### What to do
Copy every entry exactly as it stands, though any image it holds should stay out of the copy.

(Collected data entries)
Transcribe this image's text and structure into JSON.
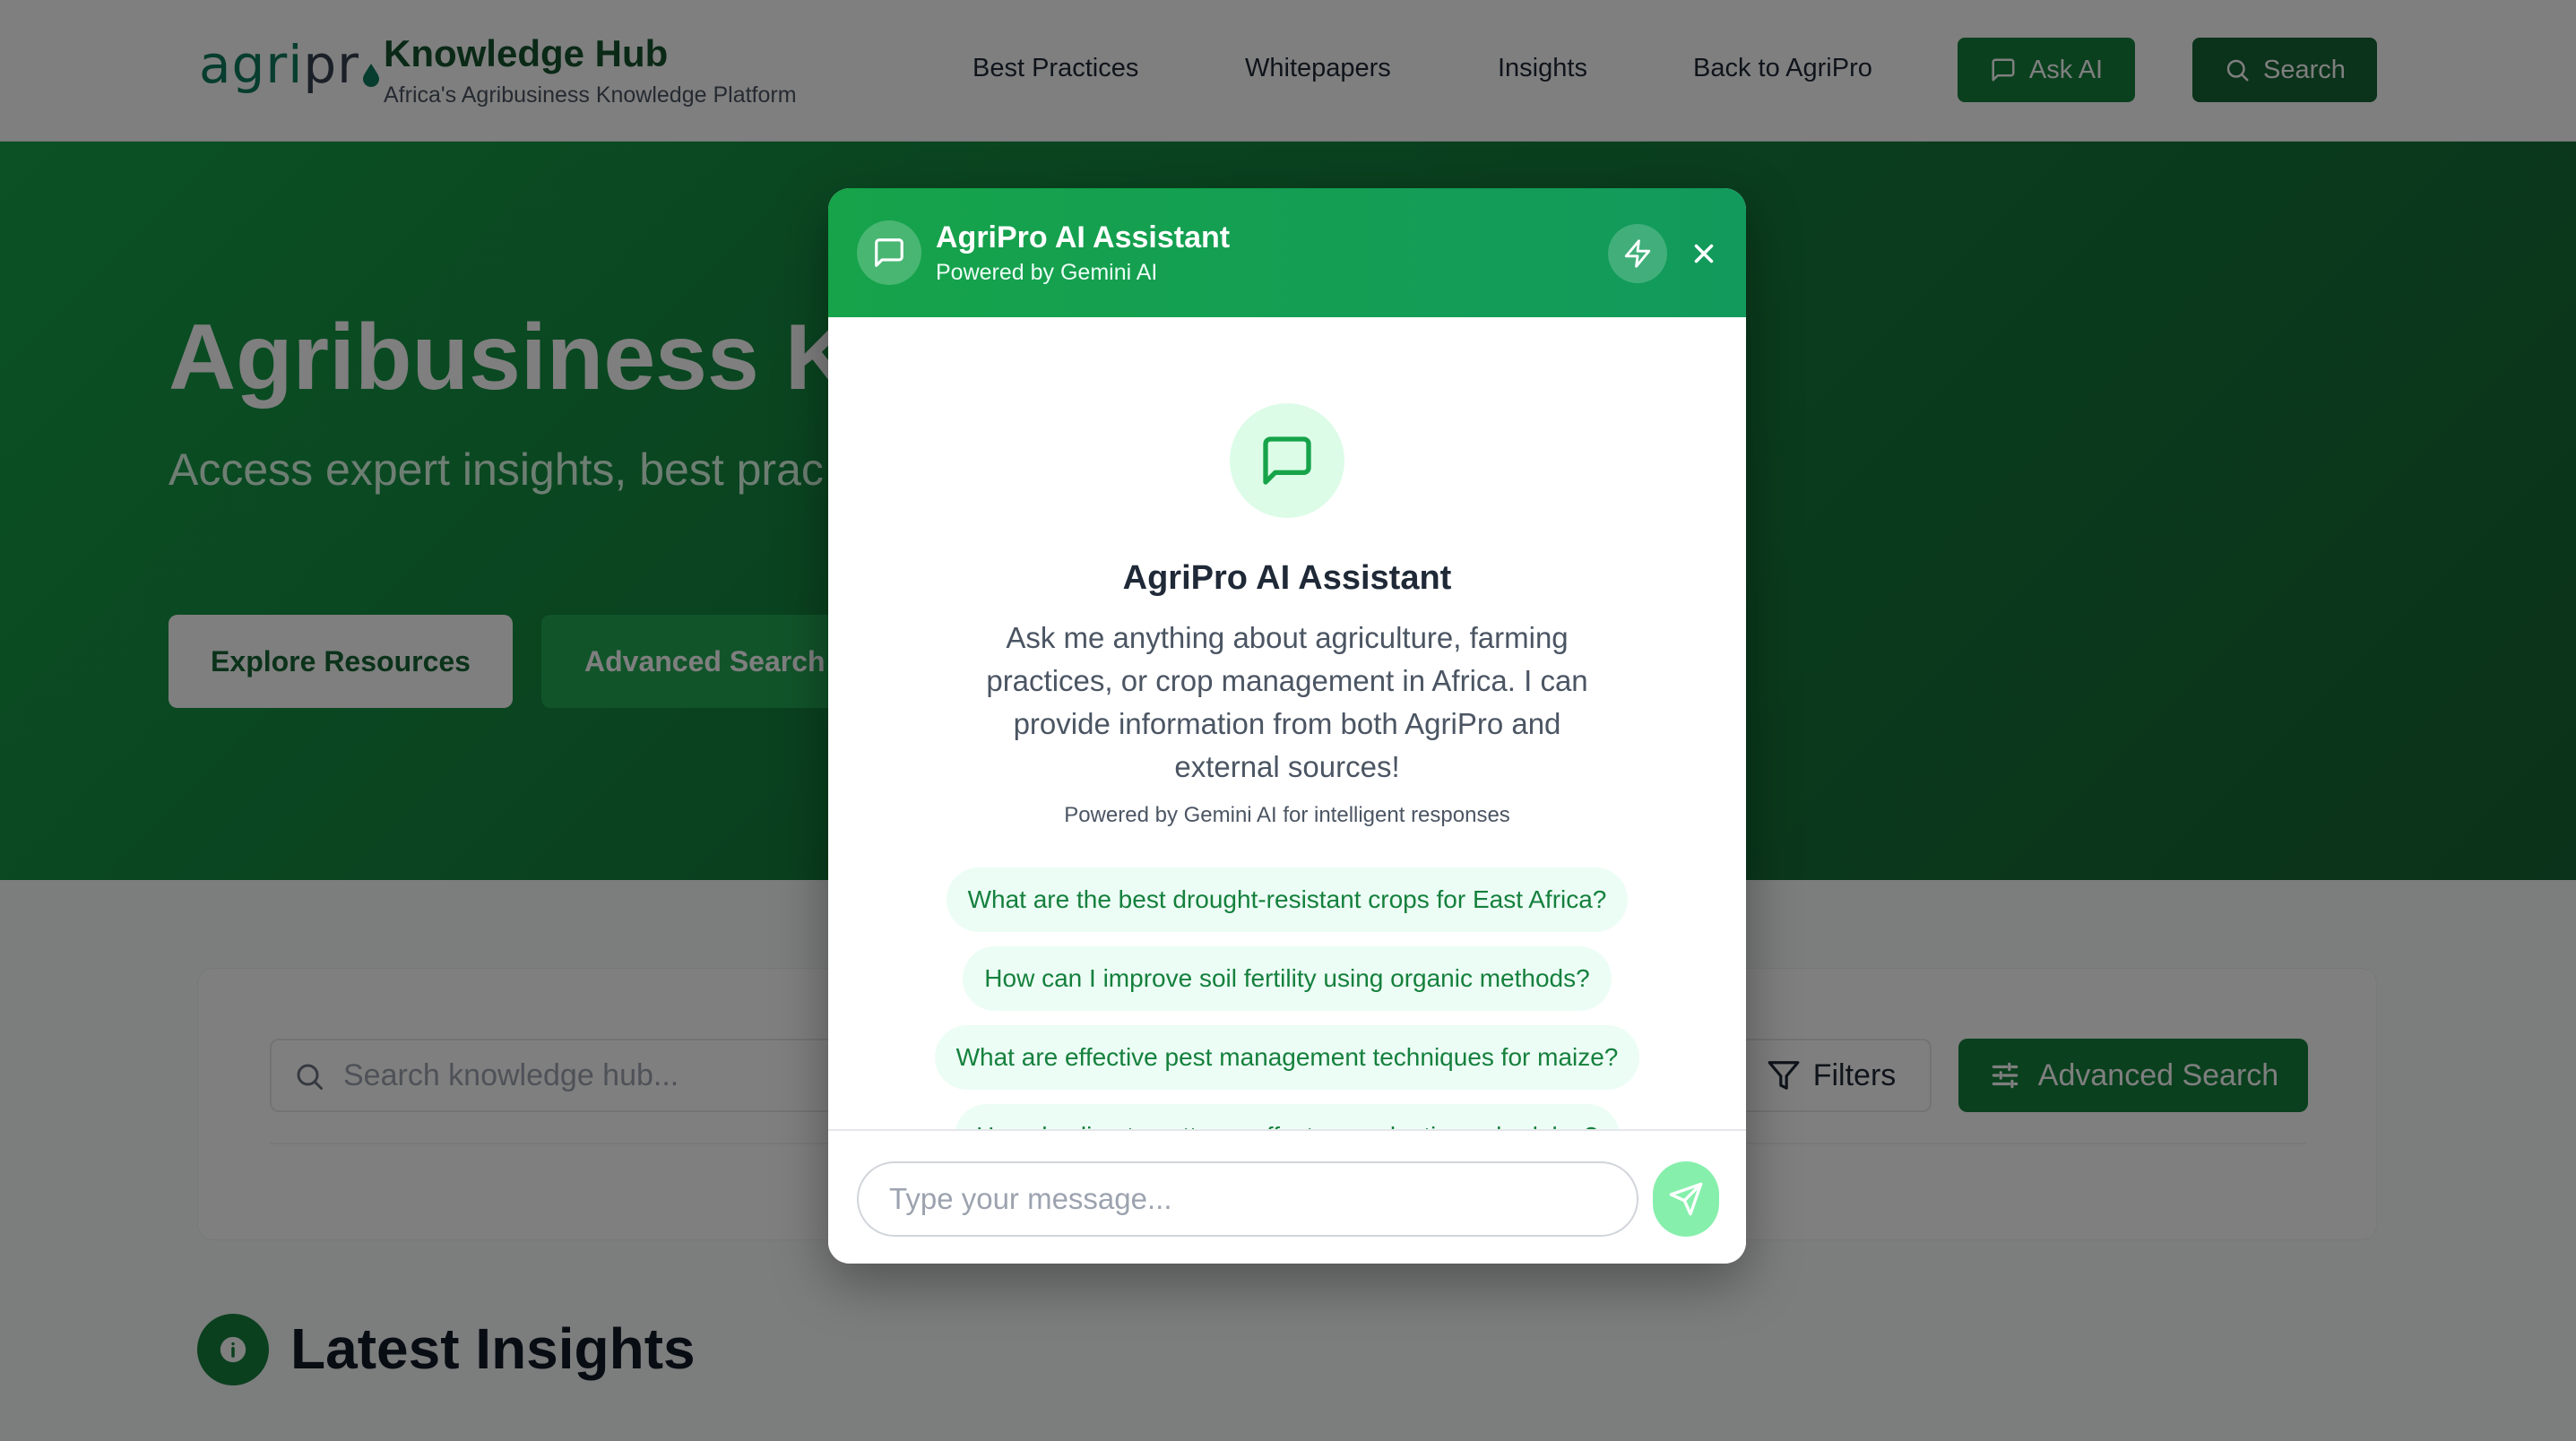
{
  "header": {
    "logo_text_a": "agri",
    "logo_text_b": "pr",
    "title": "Knowledge Hub",
    "subtitle": "Africa's Agribusiness Knowledge Platform",
    "nav": [
      "Best Practices",
      "Whitepapers",
      "Insights",
      "Back to AgriPro"
    ],
    "ask_ai_label": "Ask AI",
    "search_label": "Search"
  },
  "hero": {
    "title": "Agribusiness Kr",
    "subtitle": "Access expert insights, best prac agribusiness",
    "explore_label": "Explore Resources",
    "advanced_label": "Advanced Search"
  },
  "search": {
    "placeholder": "Search knowledge hub...",
    "filters_label": "Filters",
    "advanced_label": "Advanced Search"
  },
  "latest": {
    "title": "Latest Insights"
  },
  "modal": {
    "title": "AgriPro AI Assistant",
    "subtitle": "Powered by Gemini AI",
    "welcome_title": "AgriPro AI Assistant",
    "welcome_desc": "Ask me anything about agriculture, farming practices, or crop management in Africa. I can provide information from both AgriPro and external sources!",
    "powered_note": "Powered by Gemini AI for intelligent responses",
    "suggestions": [
      "What are the best drought-resistant crops for East Africa?",
      "How can I improve soil fertility using organic methods?",
      "What are effective pest management techniques for maize?",
      "How do climate patterns affect crop planting schedules?"
    ],
    "input_placeholder": "Type your message..."
  },
  "colors": {
    "brand_green": "#15803d",
    "accent_light": "#dcfce7",
    "overlay": "rgba(0,0,0,0.5)"
  }
}
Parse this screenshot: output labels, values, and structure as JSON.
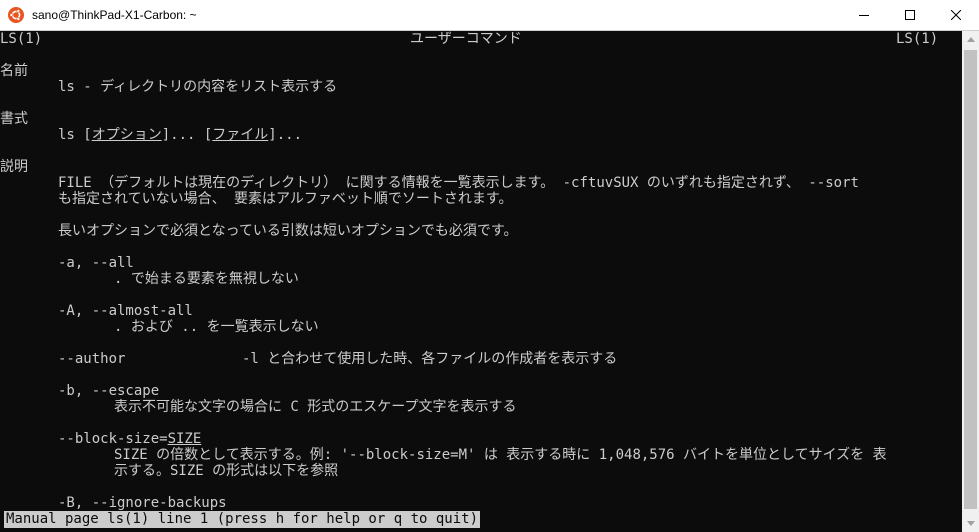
{
  "window": {
    "title": "sano@ThinkPad-X1-Carbon: ~",
    "accent": "#e95420"
  },
  "man": {
    "header_left": "LS(1)",
    "header_center": "ユーザーコマンド",
    "header_right": "LS(1)",
    "section_name": "名前",
    "name_line": "ls - ディレクトリの内容をリスト表示する",
    "section_synopsis": "書式",
    "synopsis_cmd": "ls",
    "synopsis_option": "オプション",
    "synopsis_file": "ファイル",
    "section_description": "説明",
    "desc_line1": "FILE （デフォルトは現在のディレクトリ） に関する情報を一覧表示します。 -cftuvSUX のいずれも指定されず、 --sort",
    "desc_line2": "も指定されていない場合、 要素はアルファベット順でソートされます。",
    "desc_line3": "長いオプションで必須となっている引数は短いオプションでも必須です。",
    "opt_a": "-a, --all",
    "opt_a_desc": ". で始まる要素を無視しない",
    "opt_A": "-A, --almost-all",
    "opt_A_desc": ". および .. を一覧表示しない",
    "opt_author": "--author",
    "opt_author_desc": "-l と合わせて使用した時、各ファイルの作成者を表示する",
    "opt_b": "-b, --escape",
    "opt_b_desc": "表示不可能な文字の場合に C 形式のエスケープ文字を表示する",
    "opt_bs_prefix": "--block-size=",
    "opt_bs_arg": "SIZE",
    "opt_bs_desc1": "SIZE の倍数として表示する。例: '--block-size=M' は 表示する時に 1,048,576 バイトを単位としてサイズを 表",
    "opt_bs_desc2": "示する。SIZE の形式は以下を参照",
    "opt_B": "-B, --ignore-backups"
  },
  "status": {
    "text": "Manual page ls(1) line 1 (press h for help or q to quit)"
  }
}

### Answer to this task
Transcribe this image's text and structure into JSON.
{
  "header": {
    "logo_text_a": "agri",
    "logo_text_b": "pr",
    "title": "Knowledge Hub",
    "subtitle": "Africa's Agribusiness Knowledge Platform",
    "nav": [
      "Best Practices",
      "Whitepapers",
      "Insights",
      "Back to AgriPro"
    ],
    "ask_ai_label": "Ask AI",
    "search_label": "Search"
  },
  "hero": {
    "title": "Agribusiness Kr",
    "subtitle": "Access expert insights, best prac agribusiness",
    "explore_label": "Explore Resources",
    "advanced_label": "Advanced Search"
  },
  "search": {
    "placeholder": "Search knowledge hub...",
    "filters_label": "Filters",
    "advanced_label": "Advanced Search"
  },
  "latest": {
    "title": "Latest Insights"
  },
  "modal": {
    "title": "AgriPro AI Assistant",
    "subtitle": "Powered by Gemini AI",
    "welcome_title": "AgriPro AI Assistant",
    "welcome_desc": "Ask me anything about agriculture, farming practices, or crop management in Africa. I can provide information from both AgriPro and external sources!",
    "powered_note": "Powered by Gemini AI for intelligent responses",
    "suggestions": [
      "What are the best drought-resistant crops for East Africa?",
      "How can I improve soil fertility using organic methods?",
      "What are effective pest management techniques for maize?",
      "How do climate patterns affect crop planting schedules?"
    ],
    "input_placeholder": "Type your message..."
  },
  "colors": {
    "brand_green": "#15803d",
    "accent_light": "#dcfce7",
    "overlay": "rgba(0,0,0,0.5)"
  }
}
Parse this screenshot: output labels, values, and structure as JSON.
{
  "window": {
    "title": "sano@ThinkPad-X1-Carbon: ~",
    "accent": "#e95420"
  },
  "man": {
    "header_left": "LS(1)",
    "header_center": "ユーザーコマンド",
    "header_right": "LS(1)",
    "section_name": "名前",
    "name_line": "ls - ディレクトリの内容をリスト表示する",
    "section_synopsis": "書式",
    "synopsis_cmd": "ls",
    "synopsis_option": "オプション",
    "synopsis_file": "ファイル",
    "section_description": "説明",
    "desc_line1": "FILE （デフォルトは現在のディレクトリ） に関する情報を一覧表示します。 -cftuvSUX のいずれも指定されず、 --sort",
    "desc_line2": "も指定されていない場合、 要素はアルファベット順でソートされます。",
    "desc_line3": "長いオプションで必須となっている引数は短いオプションでも必須です。",
    "opt_a": "-a, --all",
    "opt_a_desc": ". で始まる要素を無視しない",
    "opt_A": "-A, --almost-all",
    "opt_A_desc": ". および .. を一覧表示しない",
    "opt_author": "--author",
    "opt_author_desc": "-l と合わせて使用した時、各ファイルの作成者を表示する",
    "opt_b": "-b, --escape",
    "opt_b_desc": "表示不可能な文字の場合に C 形式のエスケープ文字を表示する",
    "opt_bs_prefix": "--block-size=",
    "opt_bs_arg": "SIZE",
    "opt_bs_desc1": "SIZE の倍数として表示する。例: '--block-size=M' は 表示する時に 1,048,576 バイトを単位としてサイズを 表",
    "opt_bs_desc2": "示する。SIZE の形式は以下を参照",
    "opt_B": "-B, --ignore-backups"
  },
  "status": {
    "text": "Manual page ls(1) line 1 (press h for help or q to quit)"
  }
}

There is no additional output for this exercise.